Problem statement - Return the lines of the data below in which the string "Reaction" occurs.
◇ ◇ ◇
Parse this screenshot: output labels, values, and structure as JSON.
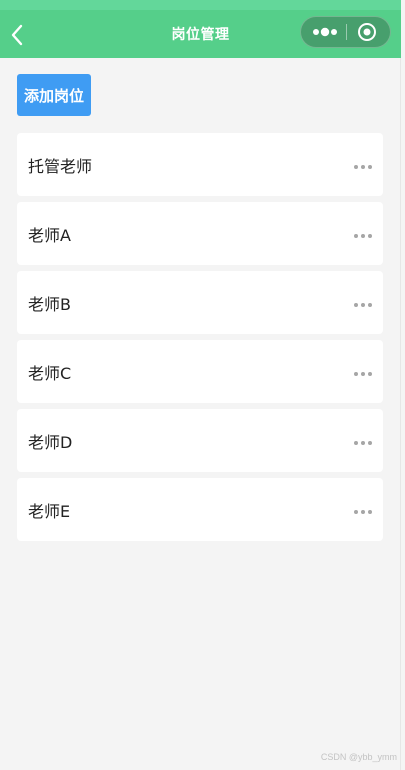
{
  "navbar": {
    "title": "岗位管理",
    "back_icon": "chevron-left-icon",
    "capsule": {
      "more_icon": "more-dots-icon",
      "close_icon": "target-circle-icon"
    },
    "color": "#55cf8a"
  },
  "toolbar": {
    "add_label": "添加岗位",
    "add_color": "#3f9cf3"
  },
  "positions": [
    {
      "label": "托管老师"
    },
    {
      "label": "老师A"
    },
    {
      "label": "老师B"
    },
    {
      "label": "老师C"
    },
    {
      "label": "老师D"
    },
    {
      "label": "老师E"
    }
  ],
  "watermark": "CSDN @ybb_ymm"
}
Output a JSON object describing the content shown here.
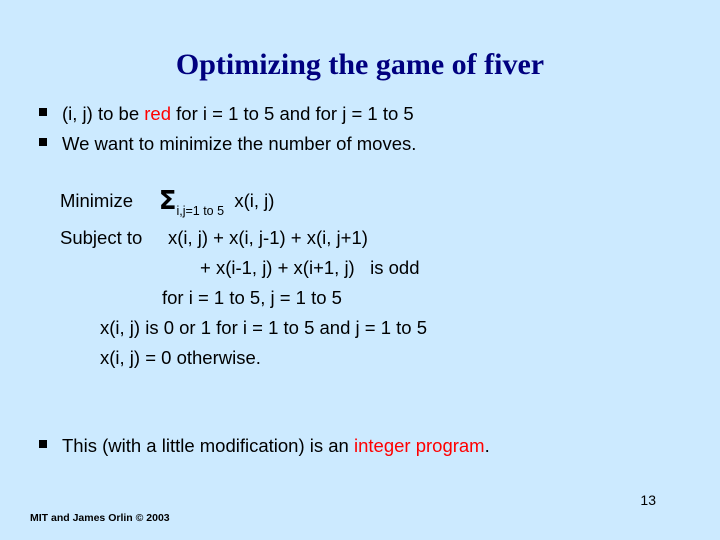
{
  "slide": {
    "title": "Optimizing the game of fiver",
    "bullets": [
      {
        "pre": "(i, j) to be ",
        "highlight": "red",
        "post": " for i = 1 to 5 and for j = 1 to 5"
      },
      {
        "pre": "We want to minimize the number of moves.",
        "highlight": "",
        "post": ""
      }
    ],
    "math": {
      "line1_label": "Minimize",
      "sigma": "Σ",
      "sigma_subscript": "i,j=1 to 5",
      "line1_expr": "x(i, j)",
      "line2": "Subject to     x(i, j) + x(i, j-1) + x(i, j+1)",
      "line3": "+ x(i-1, j) + x(i+1, j)   is odd",
      "line4": "for i = 1 to 5, j = 1 to 5",
      "line5": "x(i, j) is 0 or 1 for i = 1 to 5 and j = 1 to 5",
      "line6": "x(i, j) = 0 otherwise."
    },
    "closing_bullet": {
      "pre": "This (with a little modification) is an ",
      "highlight": "integer program",
      "post": "."
    },
    "page_number": "13",
    "footer": "MIT and James Orlin © 2003"
  }
}
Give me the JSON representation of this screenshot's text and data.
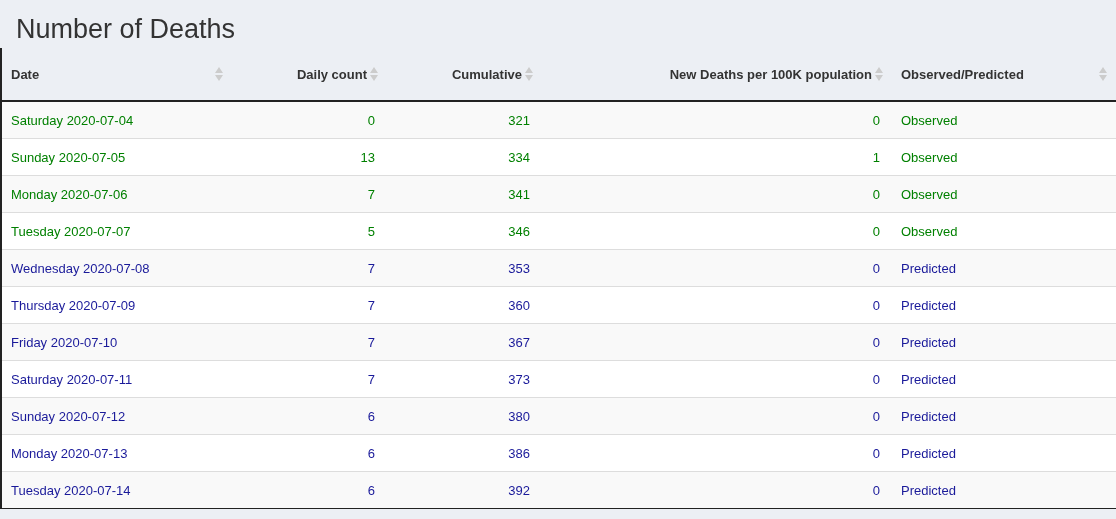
{
  "title": "Number of Deaths",
  "table": {
    "columns": [
      {
        "label": "Date",
        "kind": "text"
      },
      {
        "label": "Daily count",
        "kind": "number"
      },
      {
        "label": "Cumulative",
        "kind": "number"
      },
      {
        "label": "New Deaths per 100K population",
        "kind": "number"
      },
      {
        "label": "Observed/Predicted",
        "kind": "text"
      }
    ],
    "rows": [
      {
        "color": "#008000",
        "cells": [
          "Saturday 2020-07-04",
          "0",
          "321",
          "0",
          "Observed"
        ]
      },
      {
        "color": "#008000",
        "cells": [
          "Sunday 2020-07-05",
          "13",
          "334",
          "1",
          "Observed"
        ]
      },
      {
        "color": "#008000",
        "cells": [
          "Monday 2020-07-06",
          "7",
          "341",
          "0",
          "Observed"
        ]
      },
      {
        "color": "#008000",
        "cells": [
          "Tuesday 2020-07-07",
          "5",
          "346",
          "0",
          "Observed"
        ]
      },
      {
        "color": "#1a1a9a",
        "cells": [
          "Wednesday 2020-07-08",
          "7",
          "353",
          "0",
          "Predicted"
        ]
      },
      {
        "color": "#1a1a9a",
        "cells": [
          "Thursday 2020-07-09",
          "7",
          "360",
          "0",
          "Predicted"
        ]
      },
      {
        "color": "#1a1a9a",
        "cells": [
          "Friday 2020-07-10",
          "7",
          "367",
          "0",
          "Predicted"
        ]
      },
      {
        "color": "#1a1a9a",
        "cells": [
          "Saturday 2020-07-11",
          "7",
          "373",
          "0",
          "Predicted"
        ]
      },
      {
        "color": "#1a1a9a",
        "cells": [
          "Sunday 2020-07-12",
          "6",
          "380",
          "0",
          "Predicted"
        ]
      },
      {
        "color": "#1a1a9a",
        "cells": [
          "Monday 2020-07-13",
          "6",
          "386",
          "0",
          "Predicted"
        ]
      },
      {
        "color": "#1a1a9a",
        "cells": [
          "Tuesday 2020-07-14",
          "6",
          "392",
          "0",
          "Predicted"
        ]
      }
    ]
  }
}
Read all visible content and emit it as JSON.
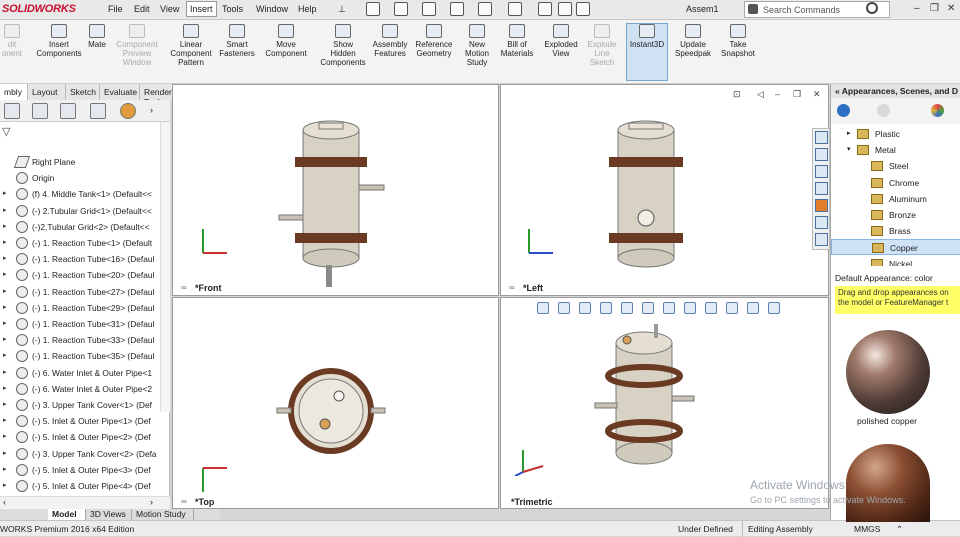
{
  "app": {
    "logo": "SOLIDWORKS",
    "doc_title": "Assem1"
  },
  "menu": [
    "File",
    "Edit",
    "View",
    "Insert",
    "Tools",
    "Window",
    "Help"
  ],
  "menu_active": "Insert",
  "search": {
    "placeholder": "Search Commands"
  },
  "ribbon": [
    {
      "label": "dit\nonent",
      "disabled": true
    },
    {
      "label": "Insert\nComponents",
      "disabled": false
    },
    {
      "label": "Mate",
      "disabled": false
    },
    {
      "label": "Component\nPreview\nWindow",
      "disabled": true
    },
    {
      "label": "Linear\nComponent\nPattern",
      "disabled": false
    },
    {
      "label": "Smart\nFasteners",
      "disabled": false
    },
    {
      "label": "Move\nComponent",
      "disabled": false
    },
    {
      "label": "Show\nHidden\nComponents",
      "disabled": false
    },
    {
      "label": "Assembly\nFeatures",
      "disabled": false
    },
    {
      "label": "Reference\nGeometry",
      "disabled": false
    },
    {
      "label": "New\nMotion\nStudy",
      "disabled": false
    },
    {
      "label": "Bill of\nMaterials",
      "disabled": false
    },
    {
      "label": "Exploded\nView",
      "disabled": false
    },
    {
      "label": "Explode\nLine\nSketch",
      "disabled": true
    },
    {
      "label": "Instant3D",
      "disabled": false,
      "selected": true
    },
    {
      "label": "Update\nSpeedpak",
      "disabled": false
    },
    {
      "label": "Take\nSnapshot",
      "disabled": false
    }
  ],
  "command_tabs": [
    "mbly",
    "Layout",
    "Sketch",
    "Evaluate",
    "Render Tools",
    "SOLIDWORKS Add-Ins",
    "SOLIDWORKS MBD"
  ],
  "feature_tree": [
    {
      "label": "Right Plane",
      "type": "plane",
      "expand": false
    },
    {
      "label": "Origin",
      "type": "origin",
      "expand": false
    },
    {
      "label": "(f) 4. Middle Tank<1> (Default<<",
      "expand": true
    },
    {
      "label": "(-) 2.Tubular Grid<1> (Default<<",
      "expand": true
    },
    {
      "label": "(-)2.Tubular Grid<2> (Default<<",
      "expand": true
    },
    {
      "label": "(-) 1. Reaction Tube<1> (Default",
      "expand": true
    },
    {
      "label": "(-) 1. Reaction Tube<16> (Defaul",
      "expand": true
    },
    {
      "label": "(-) 1. Reaction Tube<20> (Defaul",
      "expand": true
    },
    {
      "label": "(-) 1. Reaction Tube<27> (Defaul",
      "expand": true
    },
    {
      "label": "(-) 1. Reaction Tube<29> (Defaul",
      "expand": true
    },
    {
      "label": "(-) 1. Reaction Tube<31> (Defaul",
      "expand": true
    },
    {
      "label": "(-) 1. Reaction Tube<33> (Defaul",
      "expand": true
    },
    {
      "label": "(-) 1. Reaction Tube<35> (Defaul",
      "expand": true
    },
    {
      "label": "(-) 6. Water Inlet & Outer Pipe<1",
      "expand": true
    },
    {
      "label": "(-) 6. Water Inlet & Outer Pipe<2",
      "expand": true
    },
    {
      "label": "(-) 3. Upper Tank Cover<1> (Def",
      "expand": true
    },
    {
      "label": "(-) 5. Inlet & Outer Pipe<1> (Def",
      "expand": true
    },
    {
      "label": "(-) 5. Inlet & Outer Pipe<2> (Def",
      "expand": true
    },
    {
      "label": "(-) 3. Upper Tank Cover<2> (Defa",
      "expand": true
    },
    {
      "label": "(-) 5. Inlet & Outer Pipe<3> (Def",
      "expand": true
    },
    {
      "label": "(-) 5. Inlet & Outer Pipe<4> (Def",
      "expand": true
    }
  ],
  "viewports": [
    {
      "label": "*Front",
      "view": "front"
    },
    {
      "label": "*Left",
      "view": "left"
    },
    {
      "label": "*Top",
      "view": "top"
    },
    {
      "label": "*Trimetric",
      "view": "trimetric"
    }
  ],
  "bottom_tabs": [
    "Model",
    "3D Views",
    "Motion Study 1"
  ],
  "status": {
    "edition": "WORKS Premium 2016 x64 Edition",
    "defined": "Under Defined",
    "mode": "Editing Assembly",
    "units": "MMGS"
  },
  "task_pane": {
    "title": "Appearances, Scenes, and D",
    "tree": [
      {
        "label": "Plastic",
        "level": 1,
        "expand": "right"
      },
      {
        "label": "Metal",
        "level": 1,
        "expand": "down"
      },
      {
        "label": "Steel",
        "level": 2
      },
      {
        "label": "Chrome",
        "level": 2
      },
      {
        "label": "Aluminum",
        "level": 2
      },
      {
        "label": "Bronze",
        "level": 2
      },
      {
        "label": "Brass",
        "level": 2
      },
      {
        "label": "Copper",
        "level": 2,
        "selected": true
      },
      {
        "label": "Nickel",
        "level": 2
      }
    ],
    "default_label": "Default Appearance: color",
    "hint": "Drag and drop appearances on\nthe model or FeatureManager t",
    "swatches": [
      {
        "label": "polished copper"
      },
      {
        "label": ""
      }
    ]
  },
  "watermark": {
    "line1": "Activate Windows",
    "line2": "Go to PC settings to activate Windows."
  },
  "colors": {
    "accent": "#c8102e",
    "tank": "#d7d2c3",
    "flange": "#6b3a22",
    "copper": "#6a3a24"
  }
}
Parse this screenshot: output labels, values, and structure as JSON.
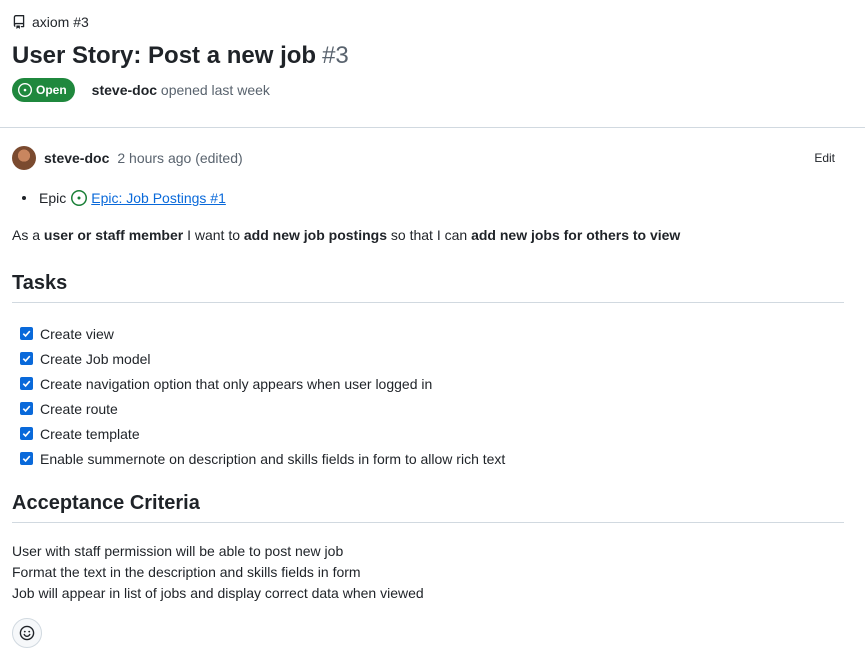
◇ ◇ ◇
Response area -
      "label": "(-) 1. Reaction Tube<1> (Default",
      "label": "(-) 1. Reaction Tube<16> (Defaul",
      "label": "(-) 1. Reaction Tube<20> (Defaul",
      "label": "(-) 1. Reaction Tube<27> (Defaul",
      "label": "(-) 1. Reaction Tube<29> (Defaul",
      "label": "(-) 1. Reaction Tube<31> (Defaul",
      "label": "(-) 1. Reaction Tube<33> (Defaul",
      "label": "(-) 1. Reaction Tube<35> (Defaul",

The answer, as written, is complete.